INSTRUCTIONS FOR THE TASK: Make an exact copy of every entry, from the first line to the last.
[SOURCE DATA — start]
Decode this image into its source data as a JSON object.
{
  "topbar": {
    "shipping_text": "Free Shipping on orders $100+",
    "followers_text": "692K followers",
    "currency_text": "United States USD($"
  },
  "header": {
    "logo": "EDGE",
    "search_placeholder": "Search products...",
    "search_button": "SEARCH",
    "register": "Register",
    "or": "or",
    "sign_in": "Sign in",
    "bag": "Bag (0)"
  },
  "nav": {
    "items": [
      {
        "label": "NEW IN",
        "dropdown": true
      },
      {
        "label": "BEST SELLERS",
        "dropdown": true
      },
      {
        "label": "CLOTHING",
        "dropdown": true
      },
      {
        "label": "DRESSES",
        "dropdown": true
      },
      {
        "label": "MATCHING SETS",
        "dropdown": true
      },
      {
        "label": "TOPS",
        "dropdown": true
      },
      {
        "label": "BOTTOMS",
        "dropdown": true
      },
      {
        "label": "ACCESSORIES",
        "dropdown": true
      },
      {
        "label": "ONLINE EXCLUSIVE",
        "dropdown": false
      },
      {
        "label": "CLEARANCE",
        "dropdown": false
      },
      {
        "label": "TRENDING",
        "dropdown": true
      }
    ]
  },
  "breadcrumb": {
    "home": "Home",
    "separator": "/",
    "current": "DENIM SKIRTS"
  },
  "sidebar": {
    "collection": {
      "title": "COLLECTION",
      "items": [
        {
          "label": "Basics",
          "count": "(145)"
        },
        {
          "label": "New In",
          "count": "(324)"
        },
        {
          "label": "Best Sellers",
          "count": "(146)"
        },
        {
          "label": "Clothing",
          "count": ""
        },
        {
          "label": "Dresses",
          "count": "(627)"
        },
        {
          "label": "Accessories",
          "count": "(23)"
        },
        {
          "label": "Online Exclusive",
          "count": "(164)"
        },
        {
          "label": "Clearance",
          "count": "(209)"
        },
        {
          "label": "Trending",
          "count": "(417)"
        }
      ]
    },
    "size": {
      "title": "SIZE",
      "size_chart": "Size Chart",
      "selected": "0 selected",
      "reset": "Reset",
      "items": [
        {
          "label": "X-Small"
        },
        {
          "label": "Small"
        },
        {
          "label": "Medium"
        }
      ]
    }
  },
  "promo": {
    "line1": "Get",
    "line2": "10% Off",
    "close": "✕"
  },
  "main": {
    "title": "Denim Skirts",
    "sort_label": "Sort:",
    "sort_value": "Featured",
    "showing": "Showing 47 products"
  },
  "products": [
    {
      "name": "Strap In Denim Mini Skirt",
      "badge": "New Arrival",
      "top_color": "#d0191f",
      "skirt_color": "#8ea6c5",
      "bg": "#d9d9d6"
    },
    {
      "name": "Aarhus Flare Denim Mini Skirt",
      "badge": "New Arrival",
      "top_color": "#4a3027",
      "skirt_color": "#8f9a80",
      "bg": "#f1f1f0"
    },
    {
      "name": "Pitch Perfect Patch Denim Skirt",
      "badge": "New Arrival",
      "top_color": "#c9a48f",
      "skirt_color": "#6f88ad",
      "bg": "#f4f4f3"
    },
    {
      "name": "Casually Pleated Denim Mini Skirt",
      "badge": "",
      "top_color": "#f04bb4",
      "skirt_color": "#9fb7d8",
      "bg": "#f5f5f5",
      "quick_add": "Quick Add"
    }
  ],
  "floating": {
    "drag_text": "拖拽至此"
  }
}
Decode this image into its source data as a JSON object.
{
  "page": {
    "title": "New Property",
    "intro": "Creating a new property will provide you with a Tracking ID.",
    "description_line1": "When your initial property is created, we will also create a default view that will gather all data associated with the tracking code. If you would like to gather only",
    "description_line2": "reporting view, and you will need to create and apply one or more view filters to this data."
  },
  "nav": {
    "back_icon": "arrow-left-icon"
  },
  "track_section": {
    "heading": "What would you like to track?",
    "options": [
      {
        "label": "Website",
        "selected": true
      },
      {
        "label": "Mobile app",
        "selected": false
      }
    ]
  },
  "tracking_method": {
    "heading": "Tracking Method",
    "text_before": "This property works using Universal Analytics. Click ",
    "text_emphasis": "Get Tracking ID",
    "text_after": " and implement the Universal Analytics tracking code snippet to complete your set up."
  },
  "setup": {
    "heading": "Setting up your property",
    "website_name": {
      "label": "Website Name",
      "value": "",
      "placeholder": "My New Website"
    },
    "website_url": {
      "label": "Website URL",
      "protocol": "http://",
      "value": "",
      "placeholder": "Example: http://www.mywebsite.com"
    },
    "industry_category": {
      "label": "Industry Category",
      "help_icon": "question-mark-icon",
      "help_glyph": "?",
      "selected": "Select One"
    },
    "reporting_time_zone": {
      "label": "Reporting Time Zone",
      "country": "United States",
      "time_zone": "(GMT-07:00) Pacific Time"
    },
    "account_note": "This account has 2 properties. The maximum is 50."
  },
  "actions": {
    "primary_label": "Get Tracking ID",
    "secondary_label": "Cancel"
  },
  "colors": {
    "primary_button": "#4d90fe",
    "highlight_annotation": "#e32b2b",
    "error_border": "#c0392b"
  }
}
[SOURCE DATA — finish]
ANSWER SPACE:
Decode this image into its source data as a JSON object.
{
  "topbar": {
    "shipping_text": "Free Shipping on orders $100+",
    "followers_text": "692K followers",
    "currency_text": "United States USD($"
  },
  "header": {
    "logo": "EDGE",
    "search_placeholder": "Search products...",
    "search_button": "SEARCH",
    "register": "Register",
    "or": "or",
    "sign_in": "Sign in",
    "bag": "Bag (0)"
  },
  "nav": {
    "items": [
      {
        "label": "NEW IN",
        "dropdown": true
      },
      {
        "label": "BEST SELLERS",
        "dropdown": true
      },
      {
        "label": "CLOTHING",
        "dropdown": true
      },
      {
        "label": "DRESSES",
        "dropdown": true
      },
      {
        "label": "MATCHING SETS",
        "dropdown": true
      },
      {
        "label": "TOPS",
        "dropdown": true
      },
      {
        "label": "BOTTOMS",
        "dropdown": true
      },
      {
        "label": "ACCESSORIES",
        "dropdown": true
      },
      {
        "label": "ONLINE EXCLUSIVE",
        "dropdown": false
      },
      {
        "label": "CLEARANCE",
        "dropdown": false
      },
      {
        "label": "TRENDING",
        "dropdown": true
      }
    ]
  },
  "breadcrumb": {
    "home": "Home",
    "separator": "/",
    "current": "DENIM SKIRTS"
  },
  "sidebar": {
    "collection": {
      "title": "COLLECTION",
      "items": [
        {
          "label": "Basics",
          "count": "(145)"
        },
        {
          "label": "New In",
          "count": "(324)"
        },
        {
          "label": "Best Sellers",
          "count": "(146)"
        },
        {
          "label": "Clothing",
          "count": ""
        },
        {
          "label": "Dresses",
          "count": "(627)"
        },
        {
          "label": "Accessories",
          "count": "(23)"
        },
        {
          "label": "Online Exclusive",
          "count": "(164)"
        },
        {
          "label": "Clearance",
          "count": "(209)"
        },
        {
          "label": "Trending",
          "count": "(417)"
        }
      ]
    },
    "size": {
      "title": "SIZE",
      "size_chart": "Size Chart",
      "selected": "0 selected",
      "reset": "Reset",
      "items": [
        {
          "label": "X-Small"
        },
        {
          "label": "Small"
        },
        {
          "label": "Medium"
        }
      ]
    }
  },
  "promo": {
    "line1": "Get",
    "line2": "10% Off",
    "close": "✕"
  },
  "main": {
    "title": "Denim Skirts",
    "sort_label": "Sort:",
    "sort_value": "Featured",
    "showing": "Showing 47 products"
  },
  "products": [
    {
      "name": "Strap In Denim Mini Skirt",
      "badge": "New Arrival",
      "top_color": "#d0191f",
      "skirt_color": "#8ea6c5",
      "bg": "#d9d9d6"
    },
    {
      "name": "Aarhus Flare Denim Mini Skirt",
      "badge": "New Arrival",
      "top_color": "#4a3027",
      "skirt_color": "#8f9a80",
      "bg": "#f1f1f0"
    },
    {
      "name": "Pitch Perfect Patch Denim Skirt",
      "badge": "New Arrival",
      "top_color": "#c9a48f",
      "skirt_color": "#6f88ad",
      "bg": "#f4f4f3"
    },
    {
      "name": "Casually Pleated Denim Mini Skirt",
      "badge": "",
      "top_color": "#f04bb4",
      "skirt_color": "#9fb7d8",
      "bg": "#f5f5f5",
      "quick_add": "Quick Add"
    }
  ],
  "floating": {
    "drag_text": "拖拽至此"
  }
}
Decode this image into its source data as a JSON object.
{
  "page": {
    "title": "New Property",
    "intro": "Creating a new property will provide you with a Tracking ID.",
    "description_line1": "When your initial property is created, we will also create a default view that will gather all data associated with the tracking code. If you would like to gather only",
    "description_line2": "reporting view, and you will need to create and apply one or more view filters to this data."
  },
  "nav": {
    "back_icon": "arrow-left-icon"
  },
  "track_section": {
    "heading": "What would you like to track?",
    "options": [
      {
        "label": "Website",
        "selected": true
      },
      {
        "label": "Mobile app",
        "selected": false
      }
    ]
  },
  "tracking_method": {
    "heading": "Tracking Method",
    "text_before": "This property works using Universal Analytics. Click ",
    "text_emphasis": "Get Tracking ID",
    "text_after": " and implement the Universal Analytics tracking code snippet to complete your set up."
  },
  "setup": {
    "heading": "Setting up your property",
    "website_name": {
      "label": "Website Name",
      "value": "",
      "placeholder": "My New Website"
    },
    "website_url": {
      "label": "Website URL",
      "protocol": "http://",
      "value": "",
      "placeholder": "Example: http://www.mywebsite.com"
    },
    "industry_category": {
      "label": "Industry Category",
      "help_icon": "question-mark-icon",
      "help_glyph": "?",
      "selected": "Select One"
    },
    "reporting_time_zone": {
      "label": "Reporting Time Zone",
      "country": "United States",
      "time_zone": "(GMT-07:00) Pacific Time"
    },
    "account_note": "This account has 2 properties. The maximum is 50."
  },
  "actions": {
    "primary_label": "Get Tracking ID",
    "secondary_label": "Cancel"
  },
  "colors": {
    "primary_button": "#4d90fe",
    "highlight_annotation": "#e32b2b",
    "error_border": "#c0392b"
  }
}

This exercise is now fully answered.